What is the difference between Heriz, Serapi, Gorevan, Bakshaish Carpets?

What is the difference between Heriz, Serapi, Gorevan, Bakshaish Carpets?

Since the late 19th century the Heriz district of Azerbaijan in North West Persia has been one of the most popular and prolific carpet weaving areas, located about 40 miles east of Tabriz and comprising nearly 30 villages. The Heriz area has specialized in room size, semi geometric, brightly colored carpets primarily for export. The rugs have been marketed under several names and this has led to some confusion on the part of buyers.

Any carpet from the region can rightly be called Heriz, but correctly it refers to pieces 9×12 to 12×20 in feet in stylized medallion and corner patterns, and in primary colors. The weave is medium to coarse, looser than Serapi grade and generally finer than the Gorevan type. The tonality, primarily red, dark blue and ivory, is bright, crisper than many Bakshaish and Gorevan carpets. Overall patterns may be found, unlike the Serapi which is almost always in medallion formats. A few antique pieces have unique, custom designs. The Heriz carpet is essentially a 20th century creation.

The “Serapi” is a term invented by American dealers to describe those Herizes of finer, closer weave quality with more spacious and flowing drawing than the more standard Heriz carpets. The pile is lower , and handle is firmer and more compact. These are a product of 1890-1920 era and were a aimed at the same clientele as the Ferahan-Sarouk. Unlike certain Bakshaish carpets, almost all are in medallion patterns. While certain Bakshaish medallion carpets are more angular in drawing, Serapis are more curvilinear. There is no Serapi village and the term is a quality grade only.

The Gorevan, popular from 1900 to the 1920’s, is a lower grade of Heriz carpet. There are more overall patterns, both traditional Persian and newly invented, more than in any other Heriz group. Fields are often in a desirable light blue. The pile is longer, shaggier and lies down more than in other Heriz area carpets. The weave is also looser and the rugs are quite pliable. Almost all are in 9×12 feet sizes and often squarish. After WWI medallion styles became even more popular and the distinctive Gorevan style was lost. Gorevan is an actual village, but the rugs were woven through the area.

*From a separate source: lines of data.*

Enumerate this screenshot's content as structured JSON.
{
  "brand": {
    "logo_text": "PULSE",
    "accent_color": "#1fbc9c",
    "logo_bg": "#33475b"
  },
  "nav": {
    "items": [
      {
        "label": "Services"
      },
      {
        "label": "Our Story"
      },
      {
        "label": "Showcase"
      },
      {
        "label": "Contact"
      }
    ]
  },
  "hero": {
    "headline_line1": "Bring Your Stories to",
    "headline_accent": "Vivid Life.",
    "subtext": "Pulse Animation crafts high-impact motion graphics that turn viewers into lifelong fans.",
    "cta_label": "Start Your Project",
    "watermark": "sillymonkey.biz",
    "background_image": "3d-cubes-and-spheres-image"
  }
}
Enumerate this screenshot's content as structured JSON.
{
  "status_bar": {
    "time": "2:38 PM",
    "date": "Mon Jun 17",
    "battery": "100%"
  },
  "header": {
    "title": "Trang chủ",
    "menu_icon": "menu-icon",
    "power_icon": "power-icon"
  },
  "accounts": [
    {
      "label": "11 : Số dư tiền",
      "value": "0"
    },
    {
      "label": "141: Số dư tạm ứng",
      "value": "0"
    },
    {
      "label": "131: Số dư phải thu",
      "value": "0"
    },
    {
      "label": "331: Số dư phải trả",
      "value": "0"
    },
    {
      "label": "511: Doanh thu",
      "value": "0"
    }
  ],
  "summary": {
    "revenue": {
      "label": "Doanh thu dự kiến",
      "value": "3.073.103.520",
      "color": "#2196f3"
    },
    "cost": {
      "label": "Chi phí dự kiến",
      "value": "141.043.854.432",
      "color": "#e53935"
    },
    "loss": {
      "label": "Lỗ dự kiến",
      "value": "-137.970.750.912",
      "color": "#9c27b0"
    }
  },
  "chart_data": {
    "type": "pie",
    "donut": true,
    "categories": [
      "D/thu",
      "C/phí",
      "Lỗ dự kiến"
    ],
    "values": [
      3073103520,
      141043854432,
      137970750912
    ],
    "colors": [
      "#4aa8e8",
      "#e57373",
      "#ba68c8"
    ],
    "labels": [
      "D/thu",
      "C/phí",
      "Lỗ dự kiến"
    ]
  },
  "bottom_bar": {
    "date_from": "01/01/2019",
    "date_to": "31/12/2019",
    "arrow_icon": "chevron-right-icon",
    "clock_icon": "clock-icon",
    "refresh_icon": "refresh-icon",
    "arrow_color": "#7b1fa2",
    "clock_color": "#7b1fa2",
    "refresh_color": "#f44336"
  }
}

The Bakshaish carpet is, among other things, the ancestor to the, Gorevan . A distinguishing feature of many carpets is the presence of wool in the foundation. All other carpets from Heriz are strictly on all cotton ground weaves. There are two distinct types. First are the large squarish, overall pattern pieces with the unique use of plain camel tone outer borders. Fields are also often in camel or buff, and overall patterns of palmettes or Herati are encountered. The colors are more mellow then other Heriz area carpets and sizes run up to 15×20 feet. The other group is in brighter, red- light blue-ivory tones, and has very spacious medallion patterns. This type has more open field examples than in the other Heriz subgroups. The drawing is purely angular, unlike the Serapi type. There are fewer squarish rugs in this subtype.it may be that this type of Bakshaish prefigures the Serapi, although both seem to have been woven at the same time. There was no Bakshaish village in 19th century, but it appears on 20 century rug maps. Production flourished from 1890to 1910, after which the styles were absorbed in to other Heriz types. Examples in top condition, overall patterns and softer colors are highly desirable and often fetch the highest prices of any Heriz area weaving.

All these types are Turkish (symmetric) knotted. A few small scatter rugs, runners and long gallery carpets were woven in the area but the best work is generally in the larger pieces.